Boston is the place where, in 1952, the young Martin Luther King Jr., a doctoral student in theology, met Coretta Scott, an aspiring singer and student at New England Conservatory. It is also the city to which the reverend would return as a national civil rights leader in April of 1965 to address the Massachusetts Legislature and to lead one of Boston’s first freedom marches from Carter Playground to the Common, where he addressed 22,000 people standing in the cold rain.
And today, it is a city that can do far better to honor the Kings’ legacy — both in symbol and deed.

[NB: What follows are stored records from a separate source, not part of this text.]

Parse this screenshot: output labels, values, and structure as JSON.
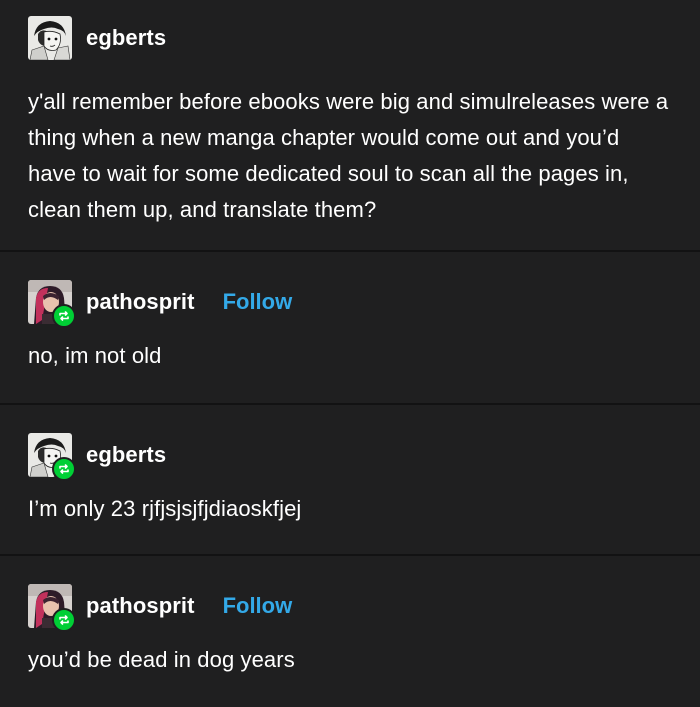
{
  "posts": [
    {
      "username": "egberts",
      "avatar_icon": "manga-sketch-avatar",
      "is_reblog": false,
      "show_follow": false,
      "body": "y'all remember before ebooks were big and simulreleases were a thing when a new manga chapter would come out and you’d have to wait for some dedicated soul to scan all the pages in, clean them up, and translate them?"
    },
    {
      "username": "pathosprit",
      "avatar_icon": "portrait-photo-avatar",
      "is_reblog": true,
      "show_follow": true,
      "follow_label": "Follow",
      "body": "no, im not old"
    },
    {
      "username": "egberts",
      "avatar_icon": "manga-sketch-avatar",
      "is_reblog": true,
      "show_follow": false,
      "body": "I’m only 23 rjfjsjsjfjdiaoskfjej"
    },
    {
      "username": "pathosprit",
      "avatar_icon": "portrait-photo-avatar",
      "is_reblog": true,
      "show_follow": true,
      "follow_label": "Follow",
      "body": "you’d be dead in dog years"
    }
  ],
  "colors": {
    "background": "#1f1f20",
    "divider": "#121213",
    "text": "#ffffff",
    "follow": "#33a9e8",
    "reblog_badge": "#00cf35"
  }
}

Since 2017, local nonprofit King Boston has been working with the city and The Boston Foundation to raise funds for a memorial to Coretta Scott King and Martin Luther King, to stand in Boston Common, and a namesake center for economic justice in Roxbury that would work at the neighborhood scale to help people in need access education, jobs, and housing. For the memorial, a committee of artists, administrators, and scholars chose a stunning design by acclaimed artist Hank Willis Thomas and locally spawned MASS Design Group for a 22-foot-tall bronze-plated sculpture, called “The Embrace.” But of the $12 million estimated combined cost of the projects, a figure that also includes an endowment for King-inspired programming at Twelfth Baptist Church in Roxbury where he worshipped and preached, only $6 million has been raised to date. The Boston Common project also faces bureaucratic hurdles, since it must be approved by three different city commissions — landmarks, parks, and art — with distinct processes.

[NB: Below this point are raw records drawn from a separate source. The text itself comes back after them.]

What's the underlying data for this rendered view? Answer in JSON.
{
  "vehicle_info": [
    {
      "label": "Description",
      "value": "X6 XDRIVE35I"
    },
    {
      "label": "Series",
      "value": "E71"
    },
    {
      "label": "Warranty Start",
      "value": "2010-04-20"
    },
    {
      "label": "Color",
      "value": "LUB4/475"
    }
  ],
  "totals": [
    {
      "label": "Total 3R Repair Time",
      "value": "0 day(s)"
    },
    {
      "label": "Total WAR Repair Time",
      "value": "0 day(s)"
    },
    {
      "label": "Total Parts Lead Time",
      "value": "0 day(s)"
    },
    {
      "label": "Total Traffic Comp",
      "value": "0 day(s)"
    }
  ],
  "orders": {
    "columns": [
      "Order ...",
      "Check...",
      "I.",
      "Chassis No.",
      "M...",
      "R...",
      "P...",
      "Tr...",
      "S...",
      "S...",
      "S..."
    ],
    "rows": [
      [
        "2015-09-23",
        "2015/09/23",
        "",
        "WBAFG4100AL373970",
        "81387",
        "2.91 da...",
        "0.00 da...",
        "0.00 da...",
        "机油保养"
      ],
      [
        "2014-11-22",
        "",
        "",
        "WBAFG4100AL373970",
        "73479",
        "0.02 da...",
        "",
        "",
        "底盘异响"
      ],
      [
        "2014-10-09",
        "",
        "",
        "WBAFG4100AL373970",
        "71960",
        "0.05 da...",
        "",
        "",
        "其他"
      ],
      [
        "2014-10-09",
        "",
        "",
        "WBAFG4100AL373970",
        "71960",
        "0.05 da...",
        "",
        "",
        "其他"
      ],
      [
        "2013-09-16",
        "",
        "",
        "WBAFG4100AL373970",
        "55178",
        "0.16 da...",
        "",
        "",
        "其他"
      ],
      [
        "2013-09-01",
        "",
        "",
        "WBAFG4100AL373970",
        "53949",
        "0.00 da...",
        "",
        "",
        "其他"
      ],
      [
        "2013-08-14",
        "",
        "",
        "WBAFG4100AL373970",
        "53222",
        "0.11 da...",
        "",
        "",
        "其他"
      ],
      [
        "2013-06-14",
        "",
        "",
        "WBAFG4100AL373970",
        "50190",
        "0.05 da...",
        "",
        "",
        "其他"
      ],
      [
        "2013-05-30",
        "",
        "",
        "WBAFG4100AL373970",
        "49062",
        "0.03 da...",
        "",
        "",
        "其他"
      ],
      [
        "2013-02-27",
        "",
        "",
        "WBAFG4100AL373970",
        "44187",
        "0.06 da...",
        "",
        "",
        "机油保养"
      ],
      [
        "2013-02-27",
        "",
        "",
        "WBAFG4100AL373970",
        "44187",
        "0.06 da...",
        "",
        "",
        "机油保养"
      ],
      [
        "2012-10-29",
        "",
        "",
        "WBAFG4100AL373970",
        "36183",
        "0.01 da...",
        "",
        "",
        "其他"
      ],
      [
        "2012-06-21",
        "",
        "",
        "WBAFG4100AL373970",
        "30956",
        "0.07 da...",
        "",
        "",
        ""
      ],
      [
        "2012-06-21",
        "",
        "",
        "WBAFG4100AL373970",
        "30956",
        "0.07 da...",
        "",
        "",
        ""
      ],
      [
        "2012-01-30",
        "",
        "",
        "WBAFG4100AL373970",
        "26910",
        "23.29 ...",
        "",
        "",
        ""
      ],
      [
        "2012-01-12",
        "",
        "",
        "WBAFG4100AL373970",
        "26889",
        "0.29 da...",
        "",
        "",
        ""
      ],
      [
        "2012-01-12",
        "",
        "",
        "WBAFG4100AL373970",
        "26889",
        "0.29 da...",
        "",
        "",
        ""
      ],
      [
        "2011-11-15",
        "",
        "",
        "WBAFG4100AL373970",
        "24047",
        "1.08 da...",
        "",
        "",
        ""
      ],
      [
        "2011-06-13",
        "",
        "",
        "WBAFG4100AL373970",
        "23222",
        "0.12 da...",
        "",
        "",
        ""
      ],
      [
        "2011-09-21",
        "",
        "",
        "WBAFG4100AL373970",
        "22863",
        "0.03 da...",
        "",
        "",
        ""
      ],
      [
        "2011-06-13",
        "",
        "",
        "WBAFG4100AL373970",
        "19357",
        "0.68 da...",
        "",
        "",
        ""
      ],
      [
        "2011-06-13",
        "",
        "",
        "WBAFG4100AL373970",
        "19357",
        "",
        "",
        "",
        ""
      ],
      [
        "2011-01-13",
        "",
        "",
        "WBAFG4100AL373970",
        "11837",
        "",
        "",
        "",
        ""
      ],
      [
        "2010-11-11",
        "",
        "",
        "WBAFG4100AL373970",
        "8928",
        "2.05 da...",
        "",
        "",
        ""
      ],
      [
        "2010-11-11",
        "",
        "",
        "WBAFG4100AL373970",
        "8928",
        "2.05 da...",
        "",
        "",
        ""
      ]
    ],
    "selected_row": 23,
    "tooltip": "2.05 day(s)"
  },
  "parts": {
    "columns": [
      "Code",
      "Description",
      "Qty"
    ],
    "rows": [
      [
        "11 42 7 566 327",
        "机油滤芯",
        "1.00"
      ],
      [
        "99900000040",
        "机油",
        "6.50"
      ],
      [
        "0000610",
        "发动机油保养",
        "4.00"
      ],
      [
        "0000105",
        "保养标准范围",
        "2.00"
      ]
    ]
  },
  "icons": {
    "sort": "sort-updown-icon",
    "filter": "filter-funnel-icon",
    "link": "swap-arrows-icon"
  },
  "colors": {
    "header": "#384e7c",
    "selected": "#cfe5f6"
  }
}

In a city that loves its historic monuments, building one to honor the Kings should not be taking so long, or be so arduous. And it would be embarrassing if the memorial and center were still looking for funds when Boston hosts the NAACP national convention this summer.
In 1965, King encountered a Boston with poor, segregated public schools and where people of color struggled to find jobs and safe housing. Today, stark inequality along racial lines persists in Greater Boston, where the median net worth of white households is $247,500 and the median net worth of nonimmigrant black households is only $8. The structural racism and economic injustice that preoccupied King in his final years remain a scar on our city — as does Boston’s reputation for being a place uninviting to people of color.
Some will argue, with good reason, that symbols — naming a street after King, or even erecting a memorial — are not enough to honor the legacy of the civil rights leader if a city fails to also address that historic legacy of injustice and ongoing structural and interpersonal racism. But the two missions are not mutually exclusive, and a powerful, prominent symbol, especially in a region densely populated by monuments to white men, can serve as a public declaration about who a city honors and what it values in its history, and as a stimulus for conversation and progress. The Boston Common statue envisioned by Thomas and MASS Design Group — who also designed the statue at the National Memorial for Peace and Justice in Montgomery, Ala. — is modeled after a photograph of the Kings embracing after MLK won the Nobel Peace Prize, and evokes the ways in which civil rights protestors linked arms in an expression of radical love.
Perhaps even more radical is the goal of the King Center for Economic Justice’s mission, which is nothing short of making Boston a model for racial equity and economic justice. “We have an embarrassment of riches in Boston," said King Boston executive director Marie St. Fleur in an interview. “Given our size, we’re in a position to show how we can reduce or eliminate the entrenched injustice that we see.”
The Kings’ struggle for justice is far from over — and today the city has a chance both to honor their work and pick up their mantle. Boston’s deep-pocketed philanthropists and business leaders should band together to fund the center and art installation. And Mayor Walsh and the city’s relevant commissions should hasten the approval process to begin construction of the memorial on the Common by the summer. But let’s not stop there. May this city honor the Kings not just with statues or even centers of action, but with tractable results: by working to heal racial divides and make more equal and accessible the vast resources of our city and region. Not surprisingly, King said it best when he spoke to the marchers standing in the rain on the Common in 1965: “Boston must become a testing ground for the ideals of freedom.”
Editorials represent the views of the Boston Globe Editorial Board. Follow us on Twitter at @GlobeOpinion.